**Exercise goal**
Across the entries that follow, tally every line holding the word "content" and reply with the count alone.

**Raw data**

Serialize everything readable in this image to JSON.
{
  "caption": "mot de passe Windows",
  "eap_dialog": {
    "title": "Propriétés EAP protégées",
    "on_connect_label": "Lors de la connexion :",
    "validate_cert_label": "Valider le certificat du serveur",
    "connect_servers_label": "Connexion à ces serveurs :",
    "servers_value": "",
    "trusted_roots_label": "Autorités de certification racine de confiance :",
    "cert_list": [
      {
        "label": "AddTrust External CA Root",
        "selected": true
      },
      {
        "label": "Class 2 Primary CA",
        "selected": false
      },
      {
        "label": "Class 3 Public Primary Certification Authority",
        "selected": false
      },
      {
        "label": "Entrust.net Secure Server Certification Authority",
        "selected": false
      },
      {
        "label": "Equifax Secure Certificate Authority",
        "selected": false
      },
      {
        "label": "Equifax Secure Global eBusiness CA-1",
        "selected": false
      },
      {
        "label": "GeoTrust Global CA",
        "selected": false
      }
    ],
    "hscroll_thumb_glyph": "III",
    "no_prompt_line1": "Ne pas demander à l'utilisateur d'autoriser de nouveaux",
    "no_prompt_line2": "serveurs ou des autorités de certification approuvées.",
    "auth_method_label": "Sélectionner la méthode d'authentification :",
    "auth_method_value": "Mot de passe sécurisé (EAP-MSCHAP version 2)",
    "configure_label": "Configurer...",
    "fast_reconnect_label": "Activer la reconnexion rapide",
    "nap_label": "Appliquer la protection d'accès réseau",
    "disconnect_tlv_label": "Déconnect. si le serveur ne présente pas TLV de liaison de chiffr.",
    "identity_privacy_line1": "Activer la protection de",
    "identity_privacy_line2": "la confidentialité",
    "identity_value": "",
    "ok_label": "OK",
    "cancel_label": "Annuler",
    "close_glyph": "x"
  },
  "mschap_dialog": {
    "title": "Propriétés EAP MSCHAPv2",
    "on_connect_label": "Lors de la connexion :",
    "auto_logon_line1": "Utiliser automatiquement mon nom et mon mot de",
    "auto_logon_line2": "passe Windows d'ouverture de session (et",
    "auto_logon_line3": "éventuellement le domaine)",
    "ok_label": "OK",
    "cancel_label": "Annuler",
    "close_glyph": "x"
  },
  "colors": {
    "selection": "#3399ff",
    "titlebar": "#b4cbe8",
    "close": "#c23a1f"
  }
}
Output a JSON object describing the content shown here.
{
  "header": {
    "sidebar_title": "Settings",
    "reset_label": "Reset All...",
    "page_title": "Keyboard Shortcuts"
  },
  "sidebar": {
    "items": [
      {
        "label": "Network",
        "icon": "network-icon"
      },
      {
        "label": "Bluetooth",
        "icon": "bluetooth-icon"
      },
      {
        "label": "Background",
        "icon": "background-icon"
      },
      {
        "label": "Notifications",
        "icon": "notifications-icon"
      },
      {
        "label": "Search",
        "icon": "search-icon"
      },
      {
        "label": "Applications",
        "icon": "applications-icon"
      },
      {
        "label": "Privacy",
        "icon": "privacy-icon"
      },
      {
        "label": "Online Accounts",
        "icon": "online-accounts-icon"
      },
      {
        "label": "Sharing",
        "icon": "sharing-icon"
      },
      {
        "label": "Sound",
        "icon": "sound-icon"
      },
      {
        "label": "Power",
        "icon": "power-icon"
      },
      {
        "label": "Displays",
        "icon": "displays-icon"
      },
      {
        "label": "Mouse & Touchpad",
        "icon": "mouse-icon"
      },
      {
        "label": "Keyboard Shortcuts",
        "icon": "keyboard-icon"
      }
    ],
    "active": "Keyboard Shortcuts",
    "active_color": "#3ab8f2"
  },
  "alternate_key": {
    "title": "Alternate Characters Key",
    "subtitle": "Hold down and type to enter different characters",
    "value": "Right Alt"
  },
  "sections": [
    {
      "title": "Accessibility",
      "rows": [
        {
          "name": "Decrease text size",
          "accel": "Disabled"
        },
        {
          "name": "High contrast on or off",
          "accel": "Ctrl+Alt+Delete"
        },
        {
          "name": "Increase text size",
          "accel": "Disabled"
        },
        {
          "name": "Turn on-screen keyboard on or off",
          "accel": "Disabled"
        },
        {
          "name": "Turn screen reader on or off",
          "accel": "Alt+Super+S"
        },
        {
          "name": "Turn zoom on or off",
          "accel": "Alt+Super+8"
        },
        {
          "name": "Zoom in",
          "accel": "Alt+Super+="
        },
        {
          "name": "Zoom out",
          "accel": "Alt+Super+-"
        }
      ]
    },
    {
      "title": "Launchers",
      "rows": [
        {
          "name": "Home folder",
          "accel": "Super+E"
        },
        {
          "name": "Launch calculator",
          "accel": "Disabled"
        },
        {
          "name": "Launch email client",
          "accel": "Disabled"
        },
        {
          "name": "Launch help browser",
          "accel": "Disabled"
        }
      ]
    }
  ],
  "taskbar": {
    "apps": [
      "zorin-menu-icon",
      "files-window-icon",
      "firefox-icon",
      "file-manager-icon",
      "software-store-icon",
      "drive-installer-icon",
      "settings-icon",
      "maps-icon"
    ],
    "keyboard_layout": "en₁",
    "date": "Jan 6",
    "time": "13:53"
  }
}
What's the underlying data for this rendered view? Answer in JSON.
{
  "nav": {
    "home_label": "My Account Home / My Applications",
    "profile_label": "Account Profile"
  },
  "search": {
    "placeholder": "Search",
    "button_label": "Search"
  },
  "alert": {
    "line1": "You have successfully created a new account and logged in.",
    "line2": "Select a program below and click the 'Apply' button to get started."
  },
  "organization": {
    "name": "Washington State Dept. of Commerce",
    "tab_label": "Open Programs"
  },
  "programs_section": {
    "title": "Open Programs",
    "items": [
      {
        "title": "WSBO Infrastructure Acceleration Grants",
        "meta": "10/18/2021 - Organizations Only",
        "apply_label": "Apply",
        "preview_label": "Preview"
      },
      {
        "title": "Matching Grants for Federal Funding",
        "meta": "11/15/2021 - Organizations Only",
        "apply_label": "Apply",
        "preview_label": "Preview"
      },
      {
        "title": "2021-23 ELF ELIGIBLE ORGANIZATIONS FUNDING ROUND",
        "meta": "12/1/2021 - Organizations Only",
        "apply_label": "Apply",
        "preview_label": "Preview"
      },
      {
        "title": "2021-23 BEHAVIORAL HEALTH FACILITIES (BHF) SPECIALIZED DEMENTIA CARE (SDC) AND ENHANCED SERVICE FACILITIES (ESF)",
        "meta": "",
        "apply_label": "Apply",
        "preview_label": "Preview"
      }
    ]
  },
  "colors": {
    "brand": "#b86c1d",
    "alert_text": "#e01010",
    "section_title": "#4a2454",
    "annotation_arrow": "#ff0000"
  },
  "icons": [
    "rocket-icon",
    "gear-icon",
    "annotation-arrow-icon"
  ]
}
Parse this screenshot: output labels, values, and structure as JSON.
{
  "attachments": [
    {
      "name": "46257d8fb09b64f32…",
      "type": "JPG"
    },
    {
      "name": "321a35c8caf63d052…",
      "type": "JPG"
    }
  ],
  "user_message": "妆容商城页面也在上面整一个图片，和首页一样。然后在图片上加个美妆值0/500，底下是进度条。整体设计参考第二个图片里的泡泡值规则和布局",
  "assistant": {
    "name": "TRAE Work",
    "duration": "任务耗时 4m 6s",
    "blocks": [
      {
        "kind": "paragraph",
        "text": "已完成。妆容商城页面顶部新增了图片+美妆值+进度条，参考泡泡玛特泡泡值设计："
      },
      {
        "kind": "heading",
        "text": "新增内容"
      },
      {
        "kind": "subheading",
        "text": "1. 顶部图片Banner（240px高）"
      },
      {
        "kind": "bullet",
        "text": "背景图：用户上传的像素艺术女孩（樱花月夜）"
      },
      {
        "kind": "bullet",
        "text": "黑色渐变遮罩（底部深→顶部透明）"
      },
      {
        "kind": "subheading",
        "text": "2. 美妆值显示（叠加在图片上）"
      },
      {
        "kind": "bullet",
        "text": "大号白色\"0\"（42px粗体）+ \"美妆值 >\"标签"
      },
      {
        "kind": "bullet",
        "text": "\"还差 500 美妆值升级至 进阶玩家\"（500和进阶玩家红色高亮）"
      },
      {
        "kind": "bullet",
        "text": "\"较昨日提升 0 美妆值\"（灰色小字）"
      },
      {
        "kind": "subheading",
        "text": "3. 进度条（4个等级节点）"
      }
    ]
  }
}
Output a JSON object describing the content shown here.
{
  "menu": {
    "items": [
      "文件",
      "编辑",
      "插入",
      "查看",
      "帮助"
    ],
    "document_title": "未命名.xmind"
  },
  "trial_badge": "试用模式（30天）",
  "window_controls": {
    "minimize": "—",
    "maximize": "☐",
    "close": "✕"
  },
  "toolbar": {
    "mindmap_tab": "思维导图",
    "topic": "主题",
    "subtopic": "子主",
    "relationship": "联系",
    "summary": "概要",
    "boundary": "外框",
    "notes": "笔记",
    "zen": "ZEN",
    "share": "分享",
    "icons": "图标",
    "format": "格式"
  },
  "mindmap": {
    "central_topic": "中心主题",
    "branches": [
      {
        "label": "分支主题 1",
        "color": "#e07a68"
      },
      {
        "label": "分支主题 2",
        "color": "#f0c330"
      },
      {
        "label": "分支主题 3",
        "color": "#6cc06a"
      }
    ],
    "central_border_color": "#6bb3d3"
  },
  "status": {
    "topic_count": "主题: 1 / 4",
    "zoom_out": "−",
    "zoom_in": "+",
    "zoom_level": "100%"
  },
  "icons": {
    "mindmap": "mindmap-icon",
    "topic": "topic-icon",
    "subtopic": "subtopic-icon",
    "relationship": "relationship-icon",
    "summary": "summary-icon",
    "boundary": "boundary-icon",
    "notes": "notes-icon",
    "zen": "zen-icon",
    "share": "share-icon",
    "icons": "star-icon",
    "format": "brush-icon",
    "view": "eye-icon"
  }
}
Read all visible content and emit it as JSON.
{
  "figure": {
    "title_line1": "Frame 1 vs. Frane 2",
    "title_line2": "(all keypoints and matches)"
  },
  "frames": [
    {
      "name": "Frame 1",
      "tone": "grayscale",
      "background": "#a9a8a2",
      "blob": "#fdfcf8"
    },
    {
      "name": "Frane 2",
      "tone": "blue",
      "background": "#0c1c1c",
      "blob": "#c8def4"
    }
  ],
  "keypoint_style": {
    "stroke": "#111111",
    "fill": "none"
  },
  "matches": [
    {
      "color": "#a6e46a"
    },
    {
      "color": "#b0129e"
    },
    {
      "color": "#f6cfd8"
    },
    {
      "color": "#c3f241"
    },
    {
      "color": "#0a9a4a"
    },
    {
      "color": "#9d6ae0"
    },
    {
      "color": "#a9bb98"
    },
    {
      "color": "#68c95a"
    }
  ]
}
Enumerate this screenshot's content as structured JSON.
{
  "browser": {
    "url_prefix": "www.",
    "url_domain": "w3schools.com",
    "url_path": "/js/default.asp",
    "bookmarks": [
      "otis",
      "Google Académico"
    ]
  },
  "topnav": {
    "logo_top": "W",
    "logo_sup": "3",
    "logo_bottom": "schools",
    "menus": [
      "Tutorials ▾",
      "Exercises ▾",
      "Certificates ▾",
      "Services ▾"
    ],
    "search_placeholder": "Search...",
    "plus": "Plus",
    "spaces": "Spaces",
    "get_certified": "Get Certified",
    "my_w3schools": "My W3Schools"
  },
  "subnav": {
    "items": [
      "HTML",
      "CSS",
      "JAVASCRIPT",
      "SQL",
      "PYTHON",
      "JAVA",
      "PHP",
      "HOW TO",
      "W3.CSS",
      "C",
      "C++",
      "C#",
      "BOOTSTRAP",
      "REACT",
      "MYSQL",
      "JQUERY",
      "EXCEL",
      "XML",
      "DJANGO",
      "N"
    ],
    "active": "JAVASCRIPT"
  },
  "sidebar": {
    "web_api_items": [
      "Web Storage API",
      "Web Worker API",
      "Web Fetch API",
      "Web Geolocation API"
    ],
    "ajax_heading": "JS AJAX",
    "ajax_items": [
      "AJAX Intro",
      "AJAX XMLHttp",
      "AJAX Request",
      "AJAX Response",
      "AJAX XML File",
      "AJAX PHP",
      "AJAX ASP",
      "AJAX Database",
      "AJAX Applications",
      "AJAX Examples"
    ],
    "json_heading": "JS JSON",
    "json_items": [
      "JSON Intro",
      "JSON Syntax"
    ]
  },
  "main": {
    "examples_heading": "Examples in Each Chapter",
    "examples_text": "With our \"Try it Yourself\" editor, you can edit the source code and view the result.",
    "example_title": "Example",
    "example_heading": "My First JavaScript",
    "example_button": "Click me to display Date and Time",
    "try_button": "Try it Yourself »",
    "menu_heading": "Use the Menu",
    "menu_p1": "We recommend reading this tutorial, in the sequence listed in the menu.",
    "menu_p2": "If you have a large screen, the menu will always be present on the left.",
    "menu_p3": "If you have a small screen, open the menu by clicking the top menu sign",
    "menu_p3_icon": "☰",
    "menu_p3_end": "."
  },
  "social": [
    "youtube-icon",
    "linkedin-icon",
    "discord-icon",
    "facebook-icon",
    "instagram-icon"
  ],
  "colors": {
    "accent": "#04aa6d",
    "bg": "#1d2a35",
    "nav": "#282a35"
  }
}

**Answer**
4